In the response, the entries must appear exactly as supplied.

'''

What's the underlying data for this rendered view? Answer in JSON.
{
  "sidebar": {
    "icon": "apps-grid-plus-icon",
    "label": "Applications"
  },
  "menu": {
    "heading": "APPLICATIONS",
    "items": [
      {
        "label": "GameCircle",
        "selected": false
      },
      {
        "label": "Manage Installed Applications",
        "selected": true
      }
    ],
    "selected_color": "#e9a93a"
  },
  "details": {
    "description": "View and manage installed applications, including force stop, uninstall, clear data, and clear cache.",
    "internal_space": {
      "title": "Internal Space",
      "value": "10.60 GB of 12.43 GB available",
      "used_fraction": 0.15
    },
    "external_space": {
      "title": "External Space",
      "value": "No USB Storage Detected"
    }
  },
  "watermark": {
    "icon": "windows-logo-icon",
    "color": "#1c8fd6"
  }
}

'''

■ **RESULT OF THE TASK**:
What's the underlying data for this rendered view? Answer in JSON.
{
  "sidebar": {
    "icon": "apps-grid-plus-icon",
    "label": "Applications"
  },
  "menu": {
    "heading": "APPLICATIONS",
    "items": [
      {
        "label": "GameCircle",
        "selected": false
      },
      {
        "label": "Manage Installed Applications",
        "selected": true
      }
    ],
    "selected_color": "#e9a93a"
  },
  "details": {
    "description": "View and manage installed applications, including force stop, uninstall, clear data, and clear cache.",
    "internal_space": {
      "title": "Internal Space",
      "value": "10.60 GB of 12.43 GB available",
      "used_fraction": 0.15
    },
    "external_space": {
      "title": "External Space",
      "value": "No USB Storage Detected"
    }
  },
  "watermark": {
    "icon": "windows-logo-icon",
    "color": "#1c8fd6"
  }
}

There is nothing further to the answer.